The first offering in English by acclaimed Norwegian author Gohril Gabrielsen has just been published by the marvellous Peirene Press, making it their eighteenth title, and the final instalment in 2015’s Chance Encounter series. For those who do not know, Peirene focus upon translating European novella-length works, which would otherwise probably completely pass us by in the United Kingdom.
Translated by John Irons, The Looking-Glass Sisters – first published in Norway in 2008 – is a stunning and intense portrayal of the relationship between two sisters. Bergens Tidende, Norway’s fifth largest newspaper, believes that The Looking-Glass Sisters is ‘innovative and sensuous’, and Meike Ziervogel, the founder of Peirene, calls it ‘a story about loneliness – both geographical and psychological’. Here, Gabrielsen presents to us ‘a tragic love story about two sisters who cannot live with or without each other’.
Ragna is the elder sister, and has been tasked with caring for her partially paralysed, and thus totally dependent, sister since the deaths of their parents. Our narrator, who remains unnamed, says, ‘I’m dependent on her help and goodwill… But she ignores my cries, does not come, punishes me severely. And repeatedly… I have to realise that we’ve come to a watershed in our relationship as sisters. After our last agonising quarrel, it looks as if she’s forgotten me. I’ve been stowed away like an object among all the other objects up here – discarded and outside time’.
The prose style which Gabrielsen has made use of is gripping from the very start. The story opens in the following way: ‘My sister and her husband are outside, digging a deep hole next to the dwarf birch by my attic window… Soon I am dozing dreamlessly, just as hidden as the thing down there in the dark earth’. She uses the simple yet effective technique of going back in time in order to build the contextual information, and to give us further insights into the tumultuous and often cruel relationship between the sisters. The entire novella is deftly shaped, and Gabrielsen’s care and attention to detail mean that one is immediately submerged within the dark, stifling world of our narrator. The very notion of everyday life, and those tasks which we perhaps take for granted, are examined, as are the ways in and means with which our narrator brings herself to cope.
The reader is soon called upon to be a participant within the story, rather than merely an overseer: ‘Imagine an attic. Not just any attic, but one in a remote spot in a northern, godforsaken part of the world… You go up there only reluctantly, and preferably not alone – it’s got something to do with the creaking of the staircase… It’s not easy to make it to the room at the top. And it’s even more difficult to come down’. The power of the first person perspective grows: ‘You place your ear to the door. After a moment, you sense some sound of life, not breathing and movement, but a vibration of existence, an unrest that only life can produce… Deep inside, among the dancing white spots, you can make out the contours of a body resting on a bed. And this body, this only just perceptible unrest – it is me’.

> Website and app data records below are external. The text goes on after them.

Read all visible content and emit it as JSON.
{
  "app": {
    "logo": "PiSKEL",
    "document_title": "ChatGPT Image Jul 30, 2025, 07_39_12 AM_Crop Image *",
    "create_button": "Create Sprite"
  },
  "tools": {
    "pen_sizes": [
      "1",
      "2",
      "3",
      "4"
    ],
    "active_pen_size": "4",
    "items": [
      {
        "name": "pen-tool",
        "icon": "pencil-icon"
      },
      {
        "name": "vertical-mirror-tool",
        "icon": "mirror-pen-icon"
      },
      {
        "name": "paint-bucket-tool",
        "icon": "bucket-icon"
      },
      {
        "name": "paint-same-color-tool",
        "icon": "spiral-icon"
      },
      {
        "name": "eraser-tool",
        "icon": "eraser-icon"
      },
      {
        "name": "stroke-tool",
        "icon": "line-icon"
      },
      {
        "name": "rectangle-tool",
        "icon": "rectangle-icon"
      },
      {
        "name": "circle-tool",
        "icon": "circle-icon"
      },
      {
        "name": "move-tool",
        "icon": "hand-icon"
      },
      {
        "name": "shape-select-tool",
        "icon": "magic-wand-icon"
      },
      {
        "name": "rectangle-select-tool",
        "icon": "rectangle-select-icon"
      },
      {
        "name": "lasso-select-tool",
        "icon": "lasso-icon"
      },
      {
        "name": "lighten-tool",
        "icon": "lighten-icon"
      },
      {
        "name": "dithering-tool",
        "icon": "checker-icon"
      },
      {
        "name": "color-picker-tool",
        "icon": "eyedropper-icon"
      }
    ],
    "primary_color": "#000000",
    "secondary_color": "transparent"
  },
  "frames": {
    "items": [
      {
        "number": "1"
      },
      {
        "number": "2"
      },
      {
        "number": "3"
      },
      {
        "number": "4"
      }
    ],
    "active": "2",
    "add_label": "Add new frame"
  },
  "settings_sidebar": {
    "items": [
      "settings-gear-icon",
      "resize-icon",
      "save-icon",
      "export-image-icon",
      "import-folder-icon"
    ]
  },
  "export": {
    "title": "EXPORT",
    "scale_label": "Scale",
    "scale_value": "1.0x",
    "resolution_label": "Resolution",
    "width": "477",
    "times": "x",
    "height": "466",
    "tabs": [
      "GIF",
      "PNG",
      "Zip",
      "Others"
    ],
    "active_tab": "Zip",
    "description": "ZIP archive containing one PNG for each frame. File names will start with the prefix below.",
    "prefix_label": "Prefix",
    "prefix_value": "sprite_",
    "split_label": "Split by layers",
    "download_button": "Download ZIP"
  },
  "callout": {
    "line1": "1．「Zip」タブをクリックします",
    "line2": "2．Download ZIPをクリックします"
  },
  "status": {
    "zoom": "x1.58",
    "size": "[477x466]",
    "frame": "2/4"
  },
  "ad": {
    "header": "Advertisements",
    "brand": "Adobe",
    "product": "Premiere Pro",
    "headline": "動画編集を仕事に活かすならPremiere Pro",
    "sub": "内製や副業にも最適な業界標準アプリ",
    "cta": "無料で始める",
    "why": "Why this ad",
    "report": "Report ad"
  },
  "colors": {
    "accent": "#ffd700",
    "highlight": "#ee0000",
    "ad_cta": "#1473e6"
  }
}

The Looking-Glass Sisters contains such interesting and original aspects of personality, and builds a cast of characters who feel – often horribly – realistic, particularly in their cruelties. Ragna, for example, ‘is a person you instinctively talk loudly to, long and hard, so as to be heard through the thick layer of resistance’. Gabrielsen’s prose, and those elements which she depicts, are startling in places: ‘Her little heart shrivelled, like the animal hearts in the larder that her sister cooks with cream’.
Gabrielsen shrewdly demonstrates that one can be with somebody every day, and not really know them at all. In The Looking-Glass Sisters, she masterfully builds intensity, and weaves in elements of sensuality and control. She shows the hidden strength of our narrator, and sculpts the overriding feeling that people are not always as they may appear. The fact that the narrator herself is never given a name gives a whole new depth to proceedings; despite her lack of identification in this manner, she is still the most human depiction in the entire novella. The stark darkness within the plot, too, unfolds marvellously against the framework of the northern Norway setting.